INPUT MATERIAL →
--------------------------------------------------

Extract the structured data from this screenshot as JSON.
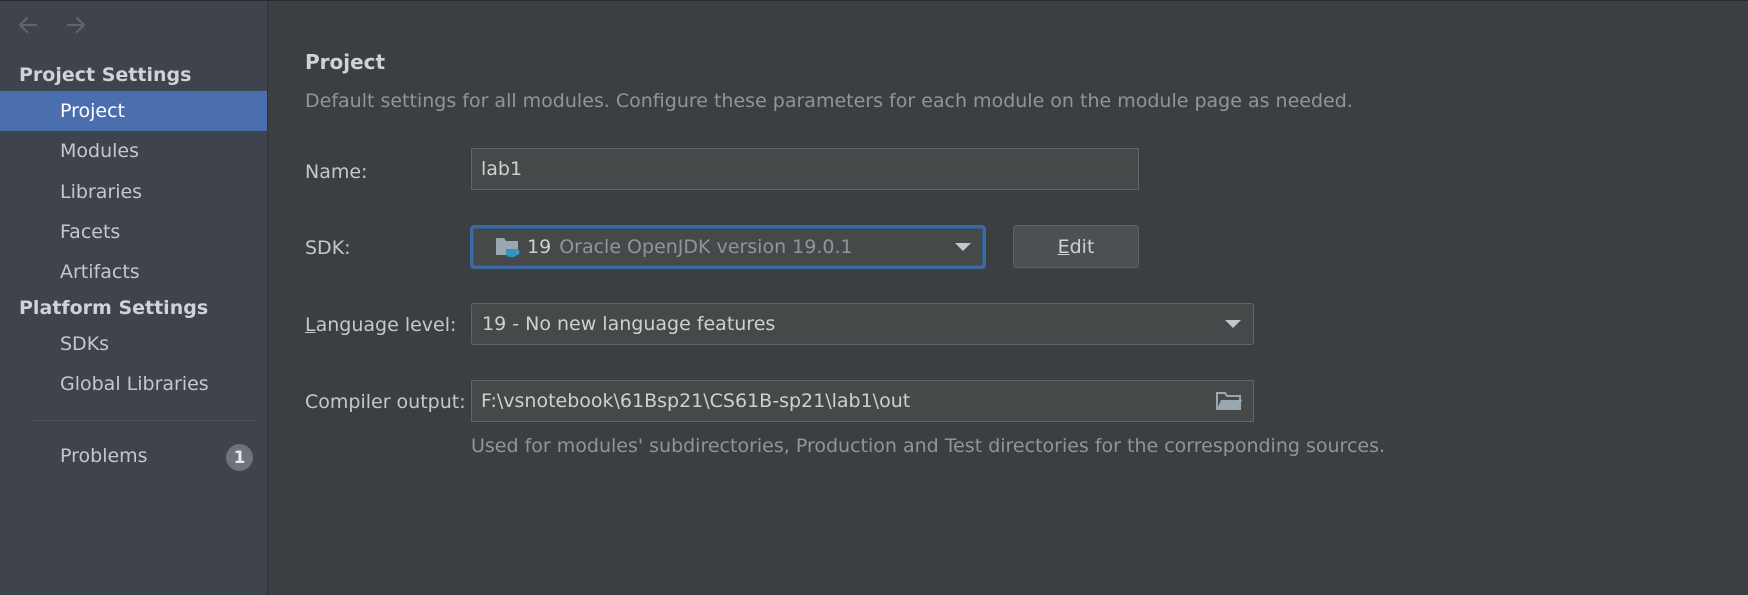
{
  "nav": {
    "back_icon": "arrow-left-icon",
    "forward_icon": "arrow-right-icon"
  },
  "sidebar": {
    "project_settings_header": "Project Settings",
    "project_items": [
      {
        "label": "Project",
        "selected": true
      },
      {
        "label": "Modules"
      },
      {
        "label": "Libraries"
      },
      {
        "label": "Facets"
      },
      {
        "label": "Artifacts"
      }
    ],
    "platform_settings_header": "Platform Settings",
    "platform_items": [
      {
        "label": "SDKs"
      },
      {
        "label": "Global Libraries"
      }
    ],
    "problems": {
      "label": "Problems",
      "count": "1"
    }
  },
  "main": {
    "title": "Project",
    "description": "Default settings for all modules. Configure these parameters for each module on the module page as needed.",
    "name": {
      "label": "Name:",
      "value": "lab1"
    },
    "sdk": {
      "label": "SDK:",
      "version": "19",
      "description": "Oracle OpenJDK version 19.0.1",
      "edit_label_mnemonic": "E",
      "edit_label_rest": "dit"
    },
    "language_level": {
      "label_mnemonic": "L",
      "label_rest": "anguage level:",
      "value": "19 - No new language features"
    },
    "compiler_output": {
      "label": "Compiler output:",
      "value": "F:\\vsnotebook\\61Bsp21\\CS61B-sp21\\lab1\\out",
      "hint": "Used for modules' subdirectories, Production and Test directories for the corresponding sources."
    }
  },
  "colors": {
    "selection": "#4b6eaf",
    "focus_border": "#3d6aa3",
    "background": "#3c3f41",
    "sidebar_background": "#3e434c"
  }
}
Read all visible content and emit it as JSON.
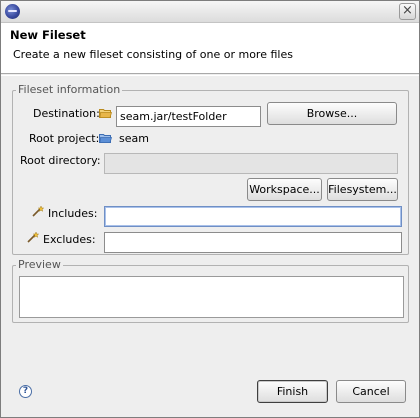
{
  "window": {
    "close_glyph": "×"
  },
  "header": {
    "title": "New Fileset",
    "description": "Create a new fileset consisting of one or more files"
  },
  "fileset_info": {
    "group_label": "Fileset information",
    "destination_label": "Destination:",
    "destination_value": "seam.jar/testFolder",
    "browse_button": "Browse...",
    "root_project_label": "Root project:",
    "root_project_value": "seam",
    "root_directory_label": "Root directory:",
    "root_directory_value": "",
    "workspace_button": "Workspace...",
    "filesystem_button": "Filesystem...",
    "includes_label": "Includes:",
    "includes_value": "",
    "excludes_label": "Excludes:",
    "excludes_value": ""
  },
  "preview": {
    "group_label": "Preview"
  },
  "footer": {
    "help_glyph": "?",
    "finish_button": "Finish",
    "cancel_button": "Cancel"
  },
  "colors": {
    "folder": "#e8b64a",
    "project_folder": "#5c8fd6",
    "focus_border": "#6f8fc5"
  }
}
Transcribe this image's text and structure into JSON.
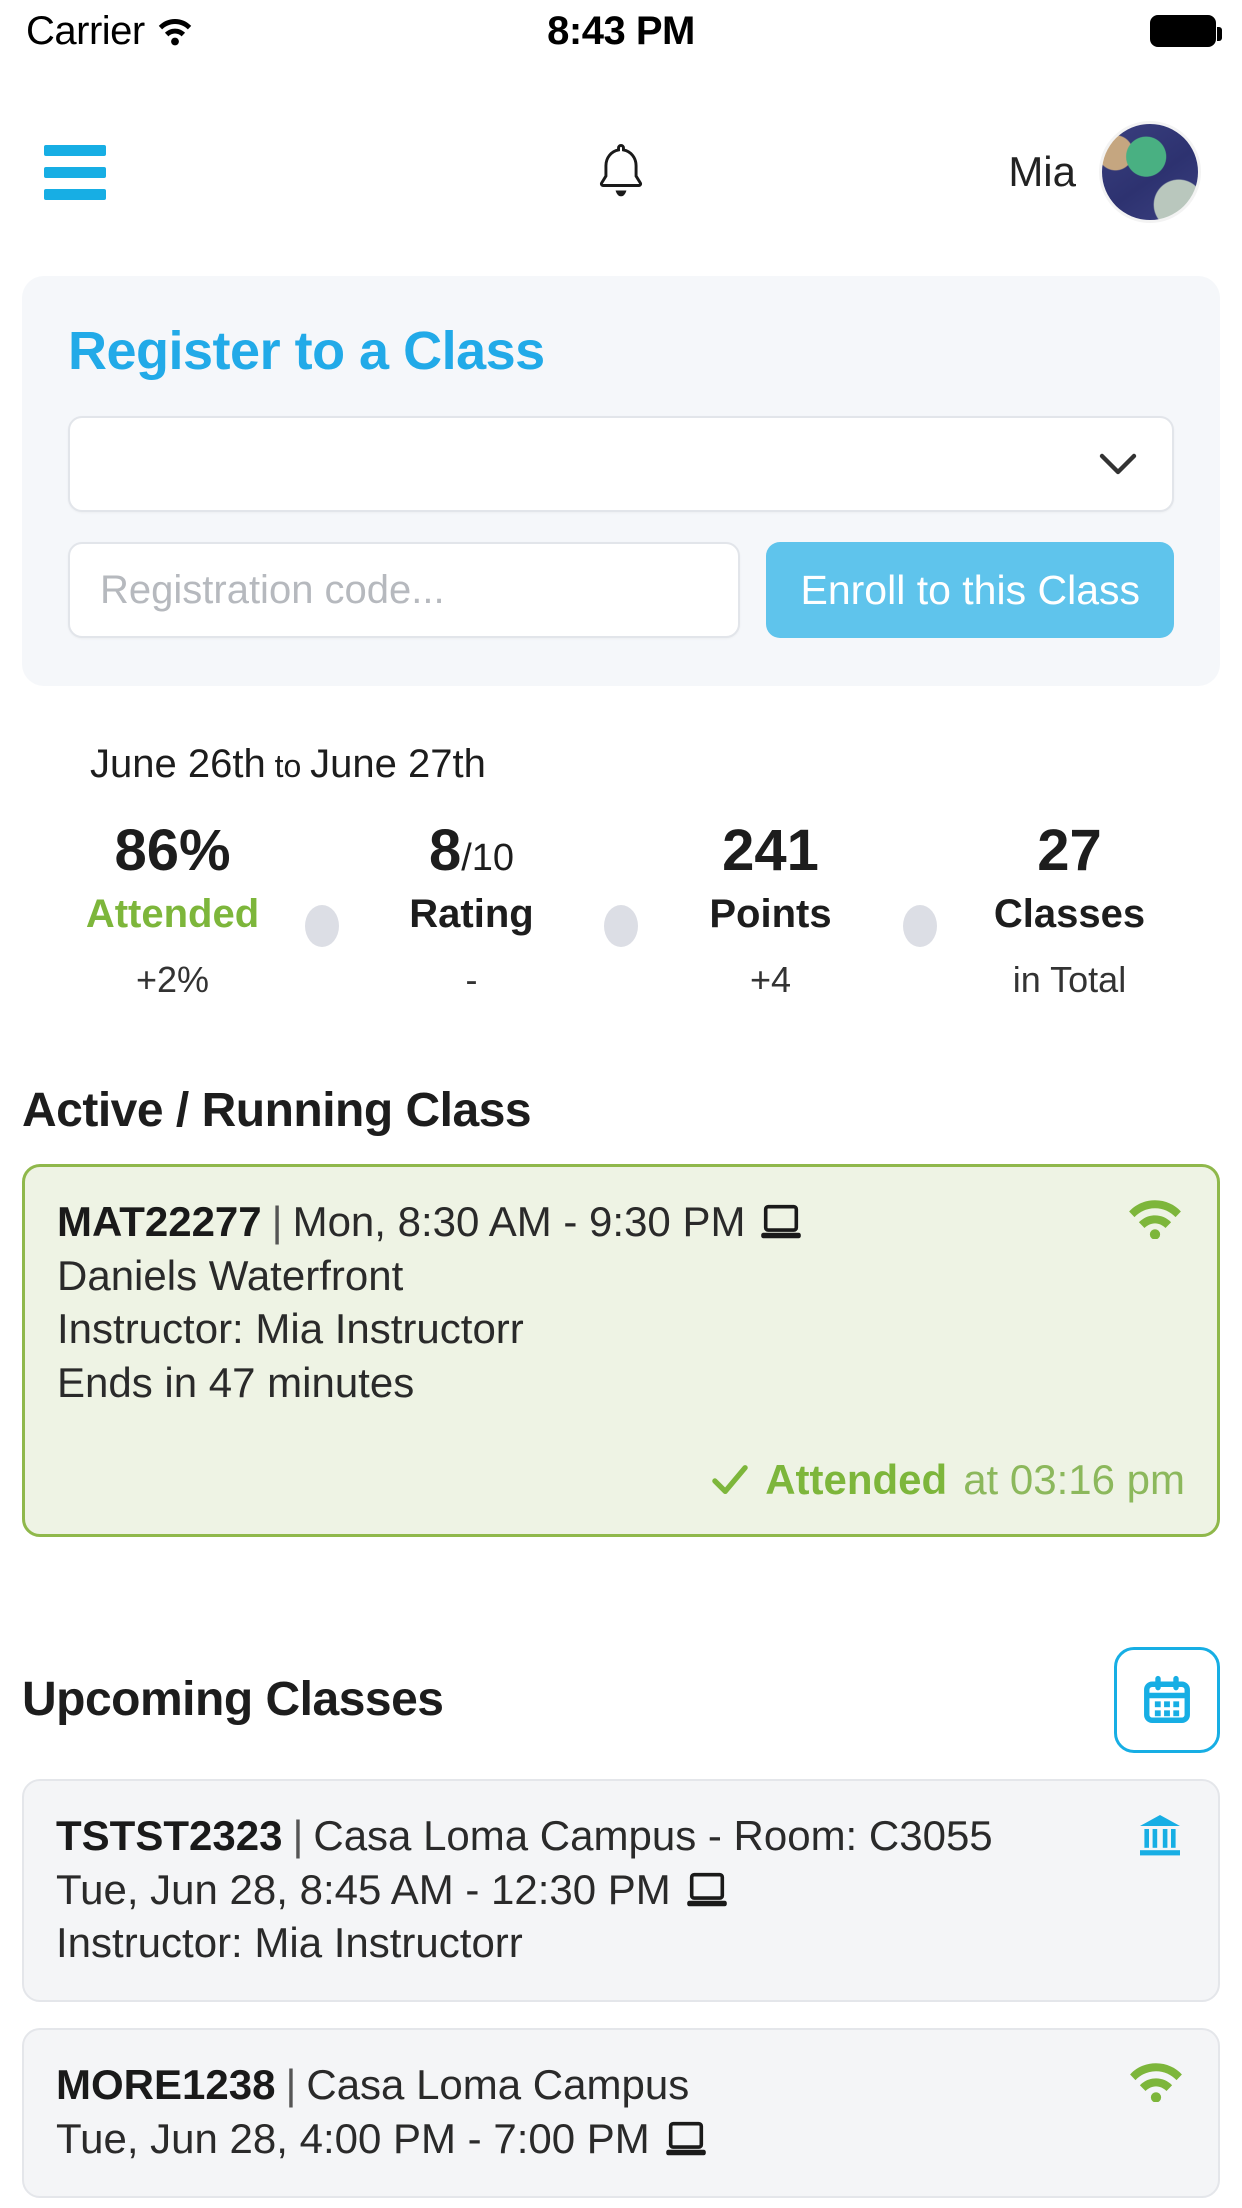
{
  "statusbar": {
    "carrier": "Carrier",
    "time": "8:43 PM",
    "wifi_icon": "wifi-icon",
    "battery_icon": "battery-icon"
  },
  "header": {
    "menu_icon": "hamburger-menu-icon",
    "bell_icon": "bell-icon",
    "username": "Mia",
    "avatar_icon": "user-avatar"
  },
  "register": {
    "title": "Register to a Class",
    "select_value": "",
    "select_placeholder": "",
    "chevron_icon": "chevron-down-icon",
    "code_value": "",
    "code_placeholder": "Registration code...",
    "enroll_label": "Enroll to this Class",
    "accent_color": "#22aae8",
    "button_color": "#5fc4ec"
  },
  "stats": {
    "date_range_prefix": "June 26th",
    "date_range_join": " to ",
    "date_range_suffix": "June 27th",
    "items": [
      {
        "value": "86%",
        "value_sub": "",
        "label": "Attended",
        "delta": "+2%",
        "label_color": "#7db63b"
      },
      {
        "value": "8",
        "value_sub": "/10",
        "label": "Rating",
        "delta": "-",
        "label_color": "#1d1d1d"
      },
      {
        "value": "241",
        "value_sub": "",
        "label": "Points",
        "delta": "+4",
        "label_color": "#1d1d1d"
      },
      {
        "value": "27",
        "value_sub": "",
        "label": "Classes",
        "delta": "in Total",
        "label_color": "#1d1d1d"
      }
    ]
  },
  "active_section": {
    "title": "Active / Running Class",
    "card": {
      "code": "MAT22277",
      "separator": "|",
      "schedule": "Mon, 8:30 AM - 9:30 PM",
      "device_icon": "laptop-icon",
      "status_icon": "wifi-icon",
      "location": "Daniels Waterfront",
      "instructor": "Instructor: Mia Instructorr",
      "ends_in": "Ends in 47 minutes",
      "check_icon": "check-icon",
      "attended_label": "Attended",
      "attended_time": "at 03:16 pm",
      "border_color": "#8fb84b",
      "background_color": "#eef3e4"
    }
  },
  "upcoming_section": {
    "title": "Upcoming Classes",
    "calendar_button_icon": "calendar-icon",
    "cards": [
      {
        "code": "TSTST2323",
        "separator": "|",
        "location": "Casa Loma Campus - Room: C3055",
        "schedule": "Tue, Jun 28, 8:45 AM - 12:30 PM",
        "device_icon": "laptop-icon",
        "status_icon": "bank-icon",
        "instructor": "Instructor: Mia Instructorr"
      },
      {
        "code": "MORE1238",
        "separator": "|",
        "location": "Casa Loma Campus",
        "schedule": "Tue, Jun 28, 4:00 PM - 7:00 PM",
        "device_icon": "laptop-icon",
        "status_icon": "wifi-icon",
        "instructor": ""
      }
    ]
  }
}
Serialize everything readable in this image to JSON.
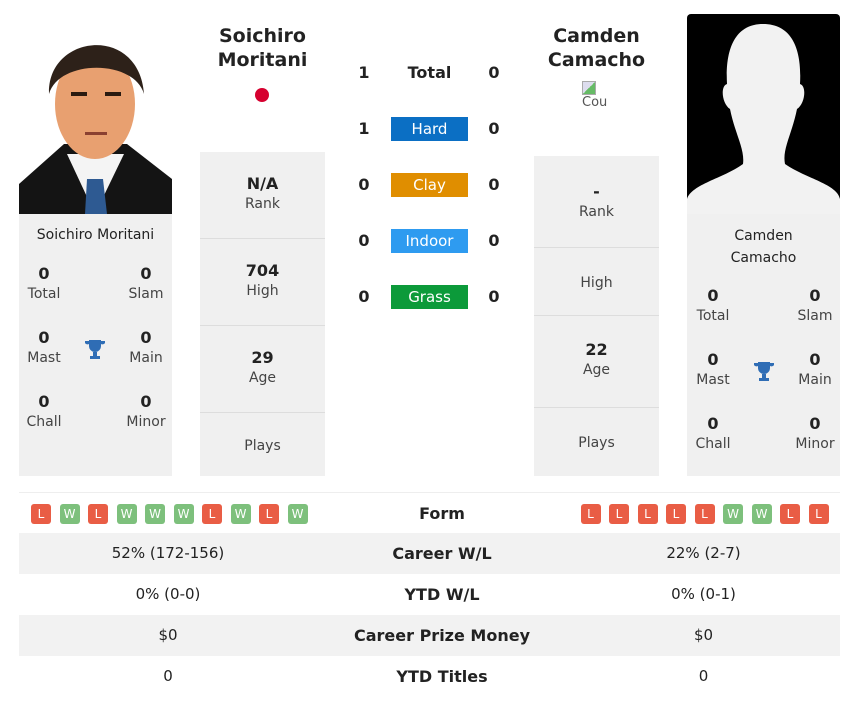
{
  "player1": {
    "name": "Soichiro Moritani",
    "name_lines": [
      "Soichiro",
      "Moritani"
    ],
    "flag_color": "#d6002f",
    "stats": {
      "total": "0",
      "slam": "0",
      "mast": "0",
      "main": "0",
      "chall": "0",
      "minor": "0"
    },
    "rank": "N/A",
    "high": "704",
    "age": "29",
    "plays": ""
  },
  "player2": {
    "name": "Camden Camacho",
    "name_lines": [
      "Camden",
      "Camacho"
    ],
    "flag_alt": "Cou",
    "stats": {
      "total": "0",
      "slam": "0",
      "mast": "0",
      "main": "0",
      "chall": "0",
      "minor": "0"
    },
    "rank": "-",
    "high": "",
    "age": "22",
    "plays": ""
  },
  "labels": {
    "total": "Total",
    "slam": "Slam",
    "mast": "Mast",
    "main": "Main",
    "chall": "Chall",
    "minor": "Minor",
    "rank": "Rank",
    "high": "High",
    "age": "Age",
    "plays": "Plays"
  },
  "h2h": [
    {
      "label": "Total",
      "p1": "1",
      "p2": "0",
      "color": ""
    },
    {
      "label": "Hard",
      "p1": "1",
      "p2": "0",
      "color": "#0b6fc4"
    },
    {
      "label": "Clay",
      "p1": "0",
      "p2": "0",
      "color": "#e08e00"
    },
    {
      "label": "Indoor",
      "p1": "0",
      "p2": "0",
      "color": "#2e9bf0"
    },
    {
      "label": "Grass",
      "p1": "0",
      "p2": "0",
      "color": "#0c9a3a"
    }
  ],
  "form": {
    "label": "Form",
    "p1": [
      "L",
      "W",
      "L",
      "W",
      "W",
      "W",
      "L",
      "W",
      "L",
      "W"
    ],
    "p2": [
      "L",
      "L",
      "L",
      "L",
      "L",
      "W",
      "W",
      "L",
      "L"
    ]
  },
  "table": [
    {
      "label": "Career W/L",
      "p1": "52% (172-156)",
      "p2": "22% (2-7)"
    },
    {
      "label": "YTD W/L",
      "p1": "0% (0-0)",
      "p2": "0% (0-1)"
    },
    {
      "label": "Career Prize Money",
      "p1": "$0",
      "p2": "$0"
    },
    {
      "label": "YTD Titles",
      "p1": "0",
      "p2": "0"
    }
  ]
}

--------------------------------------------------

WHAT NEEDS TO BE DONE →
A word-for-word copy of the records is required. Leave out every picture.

FINISHED TASK →
Extract the structured data from this screenshot as JSON.
{
  "nav": {
    "back_icon": "arrow-left-icon",
    "forward_icon": "arrow-right-icon"
  },
  "sidebar": {
    "project_settings_header": "Project Settings",
    "project_items": [
      {
        "label": "Project",
        "selected": true
      },
      {
        "label": "Modules"
      },
      {
        "label": "Libraries"
      },
      {
        "label": "Facets"
      },
      {
        "label": "Artifacts"
      }
    ],
    "platform_settings_header": "Platform Settings",
    "platform_items": [
      {
        "label": "SDKs"
      },
      {
        "label": "Global Libraries"
      }
    ],
    "problems": {
      "label": "Problems",
      "count": "1"
    }
  },
  "main": {
    "title": "Project",
    "description": "Default settings for all modules. Configure these parameters for each module on the module page as needed.",
    "name": {
      "label": "Name:",
      "value": "lab1"
    },
    "sdk": {
      "label": "SDK:",
      "version": "19",
      "description": "Oracle OpenJDK version 19.0.1",
      "edit_label_mnemonic": "E",
      "edit_label_rest": "dit"
    },
    "language_level": {
      "label_mnemonic": "L",
      "label_rest": "anguage level:",
      "value": "19 - No new language features"
    },
    "compiler_output": {
      "label": "Compiler output:",
      "value": "F:\\vsnotebook\\61Bsp21\\CS61B-sp21\\lab1\\out",
      "hint": "Used for modules' subdirectories, Production and Test directories for the corresponding sources."
    }
  },
  "colors": {
    "selection": "#4b6eaf",
    "focus_border": "#3d6aa3",
    "background": "#3c3f41",
    "sidebar_background": "#3e434c"
  }
}
Read all visible content and emit it as JSON.
{
  "window": {
    "close_glyph": "×"
  },
  "header": {
    "title": "New Fileset",
    "description": "Create a new fileset consisting of one or more files"
  },
  "fileset_info": {
    "group_label": "Fileset information",
    "destination_label": "Destination:",
    "destination_value": "seam.jar/testFolder",
    "browse_button": "Browse...",
    "root_project_label": "Root project:",
    "root_project_value": "seam",
    "root_directory_label": "Root directory:",
    "root_directory_value": "",
    "workspace_button": "Workspace...",
    "filesystem_button": "Filesystem...",
    "includes_label": "Includes:",
    "includes_value": "",
    "excludes_label": "Excludes:",
    "excludes_value": ""
  },
  "preview": {
    "group_label": "Preview"
  },
  "footer": {
    "help_glyph": "?",
    "finish_button": "Finish",
    "cancel_button": "Cancel"
  },
  "colors": {
    "folder": "#e8b64a",
    "project_folder": "#5c8fd6",
    "focus_border": "#6f8fc5"
  }
}
Transcribe this image's text and structure into JSON.
{
  "statusbar": {
    "carrier": "Carrier",
    "time": "8:43 PM",
    "wifi_icon": "wifi-icon",
    "battery_icon": "battery-icon"
  },
  "header": {
    "menu_icon": "hamburger-menu-icon",
    "bell_icon": "bell-icon",
    "username": "Mia",
    "avatar_icon": "user-avatar"
  },
  "register": {
    "title": "Register to a Class",
    "select_value": "",
    "select_placeholder": "",
    "chevron_icon": "chevron-down-icon",
    "code_value": "",
    "code_placeholder": "Registration code...",
    "enroll_label": "Enroll to this Class",
    "accent_color": "#22aae8",
    "button_color": "#5fc4ec"
  },
  "stats": {
    "date_range_prefix": "June 26th",
    "date_range_join": " to ",
    "date_range_suffix": "June 27th",
    "items": [
      {
        "value": "86%",
        "value_sub": "",
        "label": "Attended",
        "delta": "+2%",
        "label_color": "#7db63b"
      },
      {
        "value": "8",
        "value_sub": "/10",
        "label": "Rating",
        "delta": "-",
        "label_color": "#1d1d1d"
      },
      {
        "value": "241",
        "value_sub": "",
        "label": "Points",
        "delta": "+4",
        "label_color": "#1d1d1d"
      },
      {
        "value": "27",
        "value_sub": "",
        "label": "Classes",
        "delta": "in Total",
        "label_color": "#1d1d1d"
      }
    ]
  },
  "active_section": {
    "title": "Active / Running Class",
    "card": {
      "code": "MAT22277",
      "separator": "|",
      "schedule": "Mon, 8:30 AM - 9:30 PM",
      "device_icon": "laptop-icon",
      "status_icon": "wifi-icon",
      "location": "Daniels Waterfront",
      "instructor": "Instructor: Mia Instructorr",
      "ends_in": "Ends in 47 minutes",
      "check_icon": "check-icon",
      "attended_label": "Attended",
      "attended_time": "at 03:16 pm",
      "border_color": "#8fb84b",
      "background_color": "#eef3e4"
    }
  },
  "upcoming_section": {
    "title": "Upcoming Classes",
    "calendar_button_icon": "calendar-icon",
    "cards": [
      {
        "code": "TSTST2323",
        "separator": "|",
        "location": "Casa Loma Campus - Room: C3055",
        "schedule": "Tue, Jun 28, 8:45 AM - 12:30 PM",
        "device_icon": "laptop-icon",
        "status_icon": "bank-icon",
        "instructor": "Instructor: Mia Instructorr"
      },
      {
        "code": "MORE1238",
        "separator": "|",
        "location": "Casa Loma Campus",
        "schedule": "Tue, Jun 28, 4:00 PM - 7:00 PM",
        "device_icon": "laptop-icon",
        "status_icon": "wifi-icon",
        "instructor": ""
      }
    ]
  }
}
Serialize everything readable in this image to JSON.
{
  "player1": {
    "name": "Soichiro Moritani",
    "name_lines": [
      "Soichiro",
      "Moritani"
    ],
    "flag_color": "#d6002f",
    "stats": {
      "total": "0",
      "slam": "0",
      "mast": "0",
      "main": "0",
      "chall": "0",
      "minor": "0"
    },
    "rank": "N/A",
    "high": "704",
    "age": "29",
    "plays": ""
  },
  "player2": {
    "name": "Camden Camacho",
    "name_lines": [
      "Camden",
      "Camacho"
    ],
    "flag_alt": "Cou",
    "stats": {
      "total": "0",
      "slam": "0",
      "mast": "0",
      "main": "0",
      "chall": "0",
      "minor": "0"
    },
    "rank": "-",
    "high": "",
    "age": "22",
    "plays": ""
  },
  "labels": {
    "total": "Total",
    "slam": "Slam",
    "mast": "Mast",
    "main": "Main",
    "chall": "Chall",
    "minor": "Minor",
    "rank": "Rank",
    "high": "High",
    "age": "Age",
    "plays": "Plays"
  },
  "h2h": [
    {
      "label": "Total",
      "p1": "1",
      "p2": "0",
      "color": ""
    },
    {
      "label": "Hard",
      "p1": "1",
      "p2": "0",
      "color": "#0b6fc4"
    },
    {
      "label": "Clay",
      "p1": "0",
      "p2": "0",
      "color": "#e08e00"
    },
    {
      "label": "Indoor",
      "p1": "0",
      "p2": "0",
      "color": "#2e9bf0"
    },
    {
      "label": "Grass",
      "p1": "0",
      "p2": "0",
      "color": "#0c9a3a"
    }
  ],
  "form": {
    "label": "Form",
    "p1": [
      "L",
      "W",
      "L",
      "W",
      "W",
      "W",
      "L",
      "W",
      "L",
      "W"
    ],
    "p2": [
      "L",
      "L",
      "L",
      "L",
      "L",
      "W",
      "W",
      "L",
      "L"
    ]
  },
  "table": [
    {
      "label": "Career W/L",
      "p1": "52% (172-156)",
      "p2": "22% (2-7)"
    },
    {
      "label": "YTD W/L",
      "p1": "0% (0-0)",
      "p2": "0% (0-1)"
    },
    {
      "label": "Career Prize Money",
      "p1": "$0",
      "p2": "$0"
    },
    {
      "label": "YTD Titles",
      "p1": "0",
      "p2": "0"
    }
  ]
}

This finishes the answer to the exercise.